  In response, the defendants assert that all of the plaintiffs' purported non-benefits claims (Counts II-IV) are really requests for relief under § 502(a)(1)(B) and thus are duplicative of Count I.*fn1 In support, they contend that the plaintiffs can only bring claims under ERISA's civil enforcement provisions. According to the defendants, because the plaintiffs dismissed their § 502(a)(2) claims and the court dismissed their § 502(a)(3) claims, the only remaining possible basis for a claim is § 502(a)(1)(B).
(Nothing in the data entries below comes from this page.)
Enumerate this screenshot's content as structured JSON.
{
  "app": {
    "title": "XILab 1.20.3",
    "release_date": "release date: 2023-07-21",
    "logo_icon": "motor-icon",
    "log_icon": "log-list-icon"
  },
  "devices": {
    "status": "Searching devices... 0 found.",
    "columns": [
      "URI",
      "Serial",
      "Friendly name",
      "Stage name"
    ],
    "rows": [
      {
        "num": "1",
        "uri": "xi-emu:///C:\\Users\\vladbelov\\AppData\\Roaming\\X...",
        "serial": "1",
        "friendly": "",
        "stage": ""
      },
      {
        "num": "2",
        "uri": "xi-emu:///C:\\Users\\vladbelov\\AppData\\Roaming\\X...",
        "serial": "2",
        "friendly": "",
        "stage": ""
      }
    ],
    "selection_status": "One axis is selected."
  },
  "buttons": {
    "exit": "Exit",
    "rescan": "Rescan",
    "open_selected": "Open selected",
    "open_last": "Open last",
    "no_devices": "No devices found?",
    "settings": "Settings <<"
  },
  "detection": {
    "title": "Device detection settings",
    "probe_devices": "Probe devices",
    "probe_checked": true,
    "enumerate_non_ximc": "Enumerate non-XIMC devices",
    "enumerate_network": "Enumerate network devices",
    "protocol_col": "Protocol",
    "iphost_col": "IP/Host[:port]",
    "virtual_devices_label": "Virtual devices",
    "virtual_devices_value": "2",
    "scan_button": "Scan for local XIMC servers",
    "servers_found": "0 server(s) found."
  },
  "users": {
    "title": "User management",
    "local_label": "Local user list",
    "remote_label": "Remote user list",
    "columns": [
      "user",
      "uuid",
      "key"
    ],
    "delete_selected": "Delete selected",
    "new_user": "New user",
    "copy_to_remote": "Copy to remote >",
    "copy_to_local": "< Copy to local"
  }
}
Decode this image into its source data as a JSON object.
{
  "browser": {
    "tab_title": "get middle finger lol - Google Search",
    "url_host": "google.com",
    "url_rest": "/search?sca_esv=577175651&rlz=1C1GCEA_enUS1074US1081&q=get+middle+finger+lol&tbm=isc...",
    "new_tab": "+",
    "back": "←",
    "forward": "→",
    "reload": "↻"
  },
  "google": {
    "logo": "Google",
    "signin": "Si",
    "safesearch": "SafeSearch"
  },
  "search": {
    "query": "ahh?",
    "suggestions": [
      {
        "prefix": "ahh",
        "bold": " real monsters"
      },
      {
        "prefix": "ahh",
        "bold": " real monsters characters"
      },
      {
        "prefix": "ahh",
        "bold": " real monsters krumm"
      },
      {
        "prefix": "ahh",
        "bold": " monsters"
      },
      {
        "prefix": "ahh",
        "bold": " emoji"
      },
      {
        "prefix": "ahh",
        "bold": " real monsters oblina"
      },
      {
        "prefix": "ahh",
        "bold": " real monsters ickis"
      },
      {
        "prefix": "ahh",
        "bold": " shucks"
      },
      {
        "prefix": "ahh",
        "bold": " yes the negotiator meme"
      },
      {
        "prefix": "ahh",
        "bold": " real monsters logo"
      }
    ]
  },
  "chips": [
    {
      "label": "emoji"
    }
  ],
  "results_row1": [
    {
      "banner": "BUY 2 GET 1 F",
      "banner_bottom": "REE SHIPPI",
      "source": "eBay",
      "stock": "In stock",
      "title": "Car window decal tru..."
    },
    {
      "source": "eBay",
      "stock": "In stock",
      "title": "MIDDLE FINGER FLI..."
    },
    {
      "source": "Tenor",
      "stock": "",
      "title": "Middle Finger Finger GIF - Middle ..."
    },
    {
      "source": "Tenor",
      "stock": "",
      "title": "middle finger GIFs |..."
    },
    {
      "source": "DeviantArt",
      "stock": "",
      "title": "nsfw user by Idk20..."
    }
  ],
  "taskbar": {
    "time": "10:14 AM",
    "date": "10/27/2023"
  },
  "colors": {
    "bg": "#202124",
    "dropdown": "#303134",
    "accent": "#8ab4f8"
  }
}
  The court disagrees. First, the Seventh Circuit has expressly recognized that a plaintiff may bring a federal common law fraud claim separate and apart from a claim based on a breach of fiduciary duty under ERISA. See Beach v. Commonwealth Edison Co., 382 F. 3d 656, 659 (7th Cir. 2004) ("Doubtless federal common law prohibits fraud with respect to pension and welfare benefits, apart from any need to invoke ERISA's fiduciary duty. ERISA preempts state law relating to pension plans, and federal courts regularly create federal common law (based on contract and trust law) to fill the gap") (internal citations omitted). Second, plaintiffs may go outside the administrative record when they bring claims which do not seek to review a decision made by an ERISA plan. See Vallone v. CNA Financial Corp., 375 F. 3d 623, 629-630 (7th Cir. 2004) ("since the estoppel claim is not a review of a decision of the Plan Administrator, the district court erred in limiting discovery to the administrative record with respect to [that] claim").

  Because the plaintiffs in this case contend that the defendants defrauded them, they are entitled to obtain discovery outside the scope of the administrative record. See Beach v. Commonwealth Edison Co., 382 F. 3d at 659; see also Vallone v. CNA Financial Corp., 375 F.3d at 629-630. This means that the court need not reach the parties' remaining arguments.

  Conclusion

  For the above reasons, the court finds that the plaintiffs are entitled to pursue discovery outside the scope of the administrative record. Accordingly, the defendants' motion in limine seeking to limit discovery to the administrative record is denied.

20050907

© 1992-2005 VersusLaw Inc.



Buy This Entire Record For $7.95

Official citation and/or docket number and footnotes (if any) for this case available with purchase.

Learn more about what you receive with purchase of this case.